The 20-21 percent level would be comparable to the levels of rivals Samsung Electronics Co. and LG Electronics Inc. without giving HTC the same amount of exposure in the global market, the analyst said.
Gai expected HTC's second-quarter sales to reach NT$75 billion, which would be 7-8 percent higher than the company's guidance, and forecast its third-quarter sales to grow by 12 percent sequentially driven by new models and solid demand for the new HTC One.
He maintained an "underweight" rating on the stock and a target price of NT$250. HTC shares had fallen 2.6 percent to NT$225 as of 12:26 p.m. in Taipei.
Daniel Chang, an analyst at Macquarie Capital Securities Ltd.'s Taiwan branch, was less optimistic. He warned that the market has overestimated the momentum of the new HTC One, ignoring the mature high-end market and Samsung's aggressive marketing.
"We agree HTC One is a good phone but our key concerns remain the maturing high-end market, which will lead to significant price competition, and HTC's inability to compete in the low-end space," Chang said in a recent report.

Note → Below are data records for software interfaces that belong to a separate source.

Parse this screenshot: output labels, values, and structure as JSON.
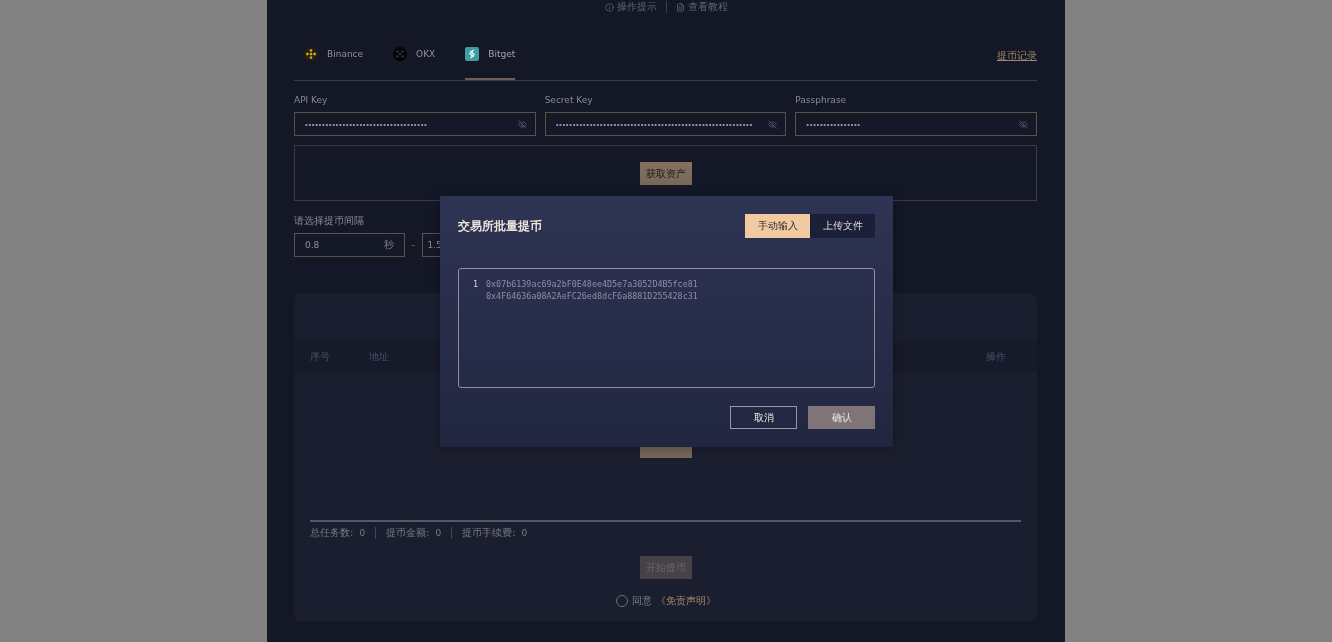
{
  "top_links": [
    {
      "kind": "info",
      "label": "操作提示"
    },
    {
      "kind": "doc",
      "label": "查看教程"
    }
  ],
  "exchange_tabs": [
    {
      "label": "Binance",
      "kind": "binance",
      "selected": false
    },
    {
      "label": "OKX",
      "kind": "okx",
      "selected": false
    },
    {
      "label": "Bitget",
      "kind": "bitget",
      "selected": true
    }
  ],
  "history_link": "提币记录",
  "credentials": [
    {
      "label": "API Key",
      "value": "••••••••••••••••••••••••••••••••••••"
    },
    {
      "label": "Secret Key",
      "value": "••••••••••••••••••••••••••••••••••••••••••••••••••••••••••"
    },
    {
      "label": "Passphrase",
      "value": "••••••••••••••••"
    }
  ],
  "fetch_button": "获取资产",
  "interval": {
    "label": "请选择提币间隔",
    "min": {
      "value": "0.8",
      "unit": "秒"
    },
    "separator": "–",
    "max": {
      "value": "1.5"
    }
  },
  "table": {
    "columns": [
      "序号",
      "地址",
      "操作"
    ]
  },
  "stats": [
    {
      "label": "总任务数:",
      "value": "0"
    },
    {
      "label": "提币金额:",
      "value": "0"
    },
    {
      "label": "提币手续费:",
      "value": "0"
    }
  ],
  "start_button": {
    "label": "开始提币",
    "disabled": true
  },
  "agreement": {
    "checked": false,
    "text": "同意",
    "link": "《免责声明》"
  },
  "modal": {
    "title": "交易所批量提币",
    "modes": [
      {
        "label": "手动输入",
        "selected": true
      },
      {
        "label": "上传文件",
        "selected": false
      }
    ],
    "lines": [
      {
        "number": "1",
        "text": "0x07b6139ac69a2bF0E48ee4D5e7a3052D4B5fce81"
      },
      {
        "text": "0x4F64636a08A2AeFC26ed8dcF6a8881D255428c31"
      }
    ],
    "buttons": [
      {
        "kind": "secondary",
        "label": "取消"
      },
      {
        "kind": "primary",
        "label": "确认"
      }
    ]
  }
}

He rated "underperform" on HTC shares and lowered the stock's target price to NT$148 from NT$198.
In a separate report on June 28, foreign brokerage BNP Paribas Securities lowered its rating for HTC shares to "reduce" with a target price of NT$171, major reversals of its "buy" rating and NT$325 target price set in its previous report on May 29.
Though HTC is likely to meet or exceed its sales guidance of NT$70 billion for the second quarter, the company might see little growth in orders sequentially in the third quarter because of heavier competition from larger-screen phones, BNP Paribas said.
The brokerage firm cut its previous estimates for HTC's earnings by 29 percent for 2013 and by 19 percent for 2014 over concerns that HTC could have trouble gaining market share at the high-end of the American market in the first half of 2014, when Apple Inc. is expected to launch a larger iPhone.
(By Jeffrey Wu)